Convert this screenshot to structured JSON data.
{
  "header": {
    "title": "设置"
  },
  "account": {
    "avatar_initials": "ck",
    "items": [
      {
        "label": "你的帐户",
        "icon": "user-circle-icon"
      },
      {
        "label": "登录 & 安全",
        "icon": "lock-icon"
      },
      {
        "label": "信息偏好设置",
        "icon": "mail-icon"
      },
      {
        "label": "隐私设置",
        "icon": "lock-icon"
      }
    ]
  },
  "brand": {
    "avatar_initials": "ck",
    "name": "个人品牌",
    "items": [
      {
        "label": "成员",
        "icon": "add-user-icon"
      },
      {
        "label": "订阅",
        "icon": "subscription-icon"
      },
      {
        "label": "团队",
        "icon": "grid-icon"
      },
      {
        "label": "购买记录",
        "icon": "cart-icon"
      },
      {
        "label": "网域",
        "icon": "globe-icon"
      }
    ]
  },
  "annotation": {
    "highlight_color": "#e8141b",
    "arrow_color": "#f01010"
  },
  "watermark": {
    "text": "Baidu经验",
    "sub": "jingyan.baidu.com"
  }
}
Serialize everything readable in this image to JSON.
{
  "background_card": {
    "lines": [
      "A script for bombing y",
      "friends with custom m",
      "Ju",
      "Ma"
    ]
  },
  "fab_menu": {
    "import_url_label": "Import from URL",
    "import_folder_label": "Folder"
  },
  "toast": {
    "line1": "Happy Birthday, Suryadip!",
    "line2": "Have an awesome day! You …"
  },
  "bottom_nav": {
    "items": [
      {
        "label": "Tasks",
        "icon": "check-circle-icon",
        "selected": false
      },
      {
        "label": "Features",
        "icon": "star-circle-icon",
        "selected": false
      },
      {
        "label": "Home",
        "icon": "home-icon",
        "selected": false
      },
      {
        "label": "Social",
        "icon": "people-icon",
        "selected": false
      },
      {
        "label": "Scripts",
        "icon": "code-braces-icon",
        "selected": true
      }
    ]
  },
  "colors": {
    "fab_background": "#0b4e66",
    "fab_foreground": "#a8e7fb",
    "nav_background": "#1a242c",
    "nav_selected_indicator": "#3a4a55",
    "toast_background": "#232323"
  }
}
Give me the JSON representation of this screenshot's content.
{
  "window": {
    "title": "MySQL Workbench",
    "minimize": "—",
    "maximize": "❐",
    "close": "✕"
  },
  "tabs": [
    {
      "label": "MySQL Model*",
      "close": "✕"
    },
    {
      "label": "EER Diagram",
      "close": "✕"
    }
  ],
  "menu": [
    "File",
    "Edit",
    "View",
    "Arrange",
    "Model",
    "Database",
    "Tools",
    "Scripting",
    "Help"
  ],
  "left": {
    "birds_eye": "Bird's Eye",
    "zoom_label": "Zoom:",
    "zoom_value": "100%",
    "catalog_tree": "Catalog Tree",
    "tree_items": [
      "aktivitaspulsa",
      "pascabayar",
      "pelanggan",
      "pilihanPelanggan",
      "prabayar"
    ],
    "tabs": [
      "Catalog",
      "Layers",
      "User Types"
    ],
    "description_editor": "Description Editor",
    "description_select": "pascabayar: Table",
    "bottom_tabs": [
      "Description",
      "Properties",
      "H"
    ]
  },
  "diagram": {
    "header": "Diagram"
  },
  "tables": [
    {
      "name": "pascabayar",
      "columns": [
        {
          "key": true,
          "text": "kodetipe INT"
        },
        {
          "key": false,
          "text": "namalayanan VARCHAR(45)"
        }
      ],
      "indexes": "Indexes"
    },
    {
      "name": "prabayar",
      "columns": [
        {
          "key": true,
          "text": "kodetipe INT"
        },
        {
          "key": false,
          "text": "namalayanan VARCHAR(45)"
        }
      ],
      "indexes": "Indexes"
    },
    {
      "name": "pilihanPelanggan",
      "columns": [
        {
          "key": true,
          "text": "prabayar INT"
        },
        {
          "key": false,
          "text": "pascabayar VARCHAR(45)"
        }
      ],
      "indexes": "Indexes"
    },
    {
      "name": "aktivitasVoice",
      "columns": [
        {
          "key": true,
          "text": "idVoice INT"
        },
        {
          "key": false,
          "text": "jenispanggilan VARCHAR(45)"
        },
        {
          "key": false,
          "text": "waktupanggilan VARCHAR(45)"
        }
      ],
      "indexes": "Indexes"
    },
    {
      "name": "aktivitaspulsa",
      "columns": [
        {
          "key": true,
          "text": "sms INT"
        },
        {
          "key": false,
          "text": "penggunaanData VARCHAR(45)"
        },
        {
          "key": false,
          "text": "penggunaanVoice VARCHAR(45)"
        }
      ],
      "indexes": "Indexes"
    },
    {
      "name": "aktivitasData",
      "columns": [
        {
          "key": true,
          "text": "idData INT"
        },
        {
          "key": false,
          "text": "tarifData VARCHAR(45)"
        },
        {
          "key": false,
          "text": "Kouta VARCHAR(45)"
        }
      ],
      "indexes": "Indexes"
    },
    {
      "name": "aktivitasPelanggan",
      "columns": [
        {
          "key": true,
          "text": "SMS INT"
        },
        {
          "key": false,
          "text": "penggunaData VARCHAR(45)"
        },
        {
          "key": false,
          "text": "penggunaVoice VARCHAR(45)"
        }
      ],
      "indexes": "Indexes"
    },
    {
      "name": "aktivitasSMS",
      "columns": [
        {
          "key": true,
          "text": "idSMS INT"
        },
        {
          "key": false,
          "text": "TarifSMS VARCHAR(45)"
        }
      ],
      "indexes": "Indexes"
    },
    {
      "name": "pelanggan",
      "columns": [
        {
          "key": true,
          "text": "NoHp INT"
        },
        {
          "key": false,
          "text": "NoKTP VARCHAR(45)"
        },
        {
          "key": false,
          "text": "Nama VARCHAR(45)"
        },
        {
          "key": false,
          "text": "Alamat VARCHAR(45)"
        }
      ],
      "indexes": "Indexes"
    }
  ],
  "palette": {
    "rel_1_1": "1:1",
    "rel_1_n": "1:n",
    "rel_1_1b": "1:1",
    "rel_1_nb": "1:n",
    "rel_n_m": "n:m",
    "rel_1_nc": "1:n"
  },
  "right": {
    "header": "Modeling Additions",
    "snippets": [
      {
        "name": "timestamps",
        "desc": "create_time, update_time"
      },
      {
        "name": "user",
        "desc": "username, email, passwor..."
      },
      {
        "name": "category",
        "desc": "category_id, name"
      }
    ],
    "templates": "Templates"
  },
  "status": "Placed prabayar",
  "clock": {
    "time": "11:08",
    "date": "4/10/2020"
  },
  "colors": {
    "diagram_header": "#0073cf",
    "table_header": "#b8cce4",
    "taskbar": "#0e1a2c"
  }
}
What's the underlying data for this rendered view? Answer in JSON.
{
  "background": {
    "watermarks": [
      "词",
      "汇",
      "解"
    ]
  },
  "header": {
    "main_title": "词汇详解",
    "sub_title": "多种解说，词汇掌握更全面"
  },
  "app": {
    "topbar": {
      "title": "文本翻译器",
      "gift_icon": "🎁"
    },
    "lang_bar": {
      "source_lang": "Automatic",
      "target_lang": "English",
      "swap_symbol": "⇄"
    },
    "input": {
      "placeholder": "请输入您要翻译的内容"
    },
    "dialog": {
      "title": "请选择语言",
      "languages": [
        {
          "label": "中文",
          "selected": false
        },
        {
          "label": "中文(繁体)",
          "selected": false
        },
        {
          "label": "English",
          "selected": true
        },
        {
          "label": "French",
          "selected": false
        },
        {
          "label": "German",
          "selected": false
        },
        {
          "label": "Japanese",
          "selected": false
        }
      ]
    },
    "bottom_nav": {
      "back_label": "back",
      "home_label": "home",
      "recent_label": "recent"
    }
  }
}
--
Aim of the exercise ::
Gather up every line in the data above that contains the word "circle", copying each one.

Finished exercise ::
        "icon": "user-circle-icon"
        "icon": "check-circle-icon",
        "icon": "star-circle-icon",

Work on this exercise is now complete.